On how many lines of the data below does the word "меня" appear? Reply with the number only.
─── Supplied material
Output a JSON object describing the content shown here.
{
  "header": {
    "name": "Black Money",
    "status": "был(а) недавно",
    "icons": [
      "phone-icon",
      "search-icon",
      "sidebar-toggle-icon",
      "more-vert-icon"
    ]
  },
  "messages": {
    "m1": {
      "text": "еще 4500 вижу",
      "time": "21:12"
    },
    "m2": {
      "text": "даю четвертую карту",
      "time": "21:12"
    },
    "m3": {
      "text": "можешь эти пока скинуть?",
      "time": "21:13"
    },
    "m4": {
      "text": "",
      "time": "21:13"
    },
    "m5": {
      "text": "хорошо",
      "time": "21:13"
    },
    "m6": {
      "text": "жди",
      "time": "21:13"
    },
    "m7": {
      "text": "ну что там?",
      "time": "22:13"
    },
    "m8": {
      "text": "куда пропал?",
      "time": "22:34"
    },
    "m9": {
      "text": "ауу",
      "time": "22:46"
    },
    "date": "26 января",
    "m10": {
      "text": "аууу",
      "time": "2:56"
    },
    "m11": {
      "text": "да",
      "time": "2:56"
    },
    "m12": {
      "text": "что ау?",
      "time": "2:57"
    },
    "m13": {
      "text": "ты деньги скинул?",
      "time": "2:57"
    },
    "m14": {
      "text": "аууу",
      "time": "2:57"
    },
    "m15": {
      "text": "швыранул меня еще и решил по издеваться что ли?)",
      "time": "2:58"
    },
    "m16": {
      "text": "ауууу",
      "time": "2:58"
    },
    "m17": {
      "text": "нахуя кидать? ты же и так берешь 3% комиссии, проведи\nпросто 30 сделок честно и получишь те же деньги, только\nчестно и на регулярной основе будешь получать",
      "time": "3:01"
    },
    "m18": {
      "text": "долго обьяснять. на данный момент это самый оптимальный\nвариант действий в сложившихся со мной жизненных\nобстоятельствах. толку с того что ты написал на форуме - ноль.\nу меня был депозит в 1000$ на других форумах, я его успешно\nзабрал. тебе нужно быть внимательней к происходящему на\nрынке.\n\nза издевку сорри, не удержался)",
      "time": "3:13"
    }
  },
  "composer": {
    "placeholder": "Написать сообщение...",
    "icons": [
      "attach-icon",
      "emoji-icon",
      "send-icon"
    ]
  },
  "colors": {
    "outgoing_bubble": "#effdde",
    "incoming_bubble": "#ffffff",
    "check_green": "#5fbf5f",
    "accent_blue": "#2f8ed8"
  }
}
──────
▶ [Response for this exercise]:
2